> EXERCISE BRIEF:
Give the entries back exactly, dropping each image.

____________

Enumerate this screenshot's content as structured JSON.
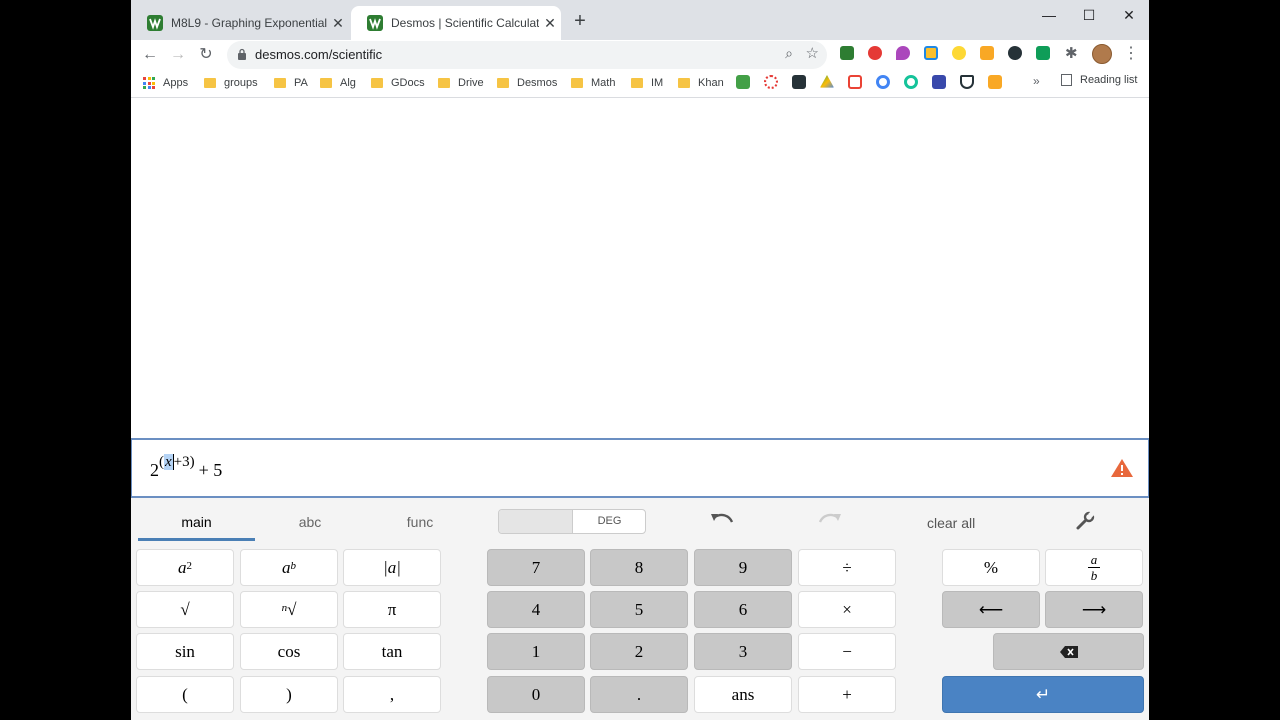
{
  "browser": {
    "tabs": [
      {
        "title": "M8L9 - Graphing Exponential Fu",
        "active": false
      },
      {
        "title": "Desmos | Scientific Calculator",
        "active": true
      }
    ],
    "new_tab": "+",
    "window_controls": {
      "minimize": "—",
      "maximize": "☐",
      "close": "✕"
    },
    "url": "desmos.com/scientific",
    "bookmarks": [
      "Apps",
      "groups",
      "PA",
      "Alg",
      "GDocs",
      "Drive",
      "Desmos",
      "Math",
      "IM",
      "Khan"
    ],
    "bookmarks_overflow": "»",
    "reading_list": "Reading list"
  },
  "calculator": {
    "expression": {
      "base": "2",
      "exp_open": "(",
      "exp_var": "x",
      "exp_rest": "+3)",
      "rest": "+ 5"
    },
    "keypad_tabs": [
      "main",
      "abc",
      "func"
    ],
    "angle_mode": "DEG",
    "clear_all": "clear all",
    "keys": {
      "sqrt": "√",
      "abs": "|a|",
      "pi": "π",
      "sin": "sin",
      "cos": "cos",
      "tan": "tan",
      "lparen": "(",
      "rparen": ")",
      "comma": ",",
      "n7": "7",
      "n8": "8",
      "n9": "9",
      "div": "÷",
      "n4": "4",
      "n5": "5",
      "n6": "6",
      "mul": "×",
      "n1": "1",
      "n2": "2",
      "n3": "3",
      "minus": "−",
      "n0": "0",
      "dot": ".",
      "ans": "ans",
      "plus": "+",
      "percent": "%",
      "left": "⟵",
      "right": "⟶",
      "backspace": "⌫",
      "enter": "↵"
    }
  }
}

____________

> ANSWER TO THE PROBLEM:
Enumerate this screenshot's content as structured JSON.
{
  "browser": {
    "tabs": [
      {
        "title": "M8L9 - Graphing Exponential Fu",
        "active": false
      },
      {
        "title": "Desmos | Scientific Calculator",
        "active": true
      }
    ],
    "new_tab": "+",
    "window_controls": {
      "minimize": "—",
      "maximize": "☐",
      "close": "✕"
    },
    "url": "desmos.com/scientific",
    "bookmarks": [
      "Apps",
      "groups",
      "PA",
      "Alg",
      "GDocs",
      "Drive",
      "Desmos",
      "Math",
      "IM",
      "Khan"
    ],
    "bookmarks_overflow": "»",
    "reading_list": "Reading list"
  },
  "calculator": {
    "expression": {
      "base": "2",
      "exp_open": "(",
      "exp_var": "x",
      "exp_rest": "+3)",
      "rest": "+ 5"
    },
    "keypad_tabs": [
      "main",
      "abc",
      "func"
    ],
    "angle_mode": "DEG",
    "clear_all": "clear all",
    "keys": {
      "sqrt": "√",
      "abs": "|a|",
      "pi": "π",
      "sin": "sin",
      "cos": "cos",
      "tan": "tan",
      "lparen": "(",
      "rparen": ")",
      "comma": ",",
      "n7": "7",
      "n8": "8",
      "n9": "9",
      "div": "÷",
      "n4": "4",
      "n5": "5",
      "n6": "6",
      "mul": "×",
      "n1": "1",
      "n2": "2",
      "n3": "3",
      "minus": "−",
      "n0": "0",
      "dot": ".",
      "ans": "ans",
      "plus": "+",
      "percent": "%",
      "left": "⟵",
      "right": "⟶",
      "backspace": "⌫",
      "enter": "↵"
    }
  }
}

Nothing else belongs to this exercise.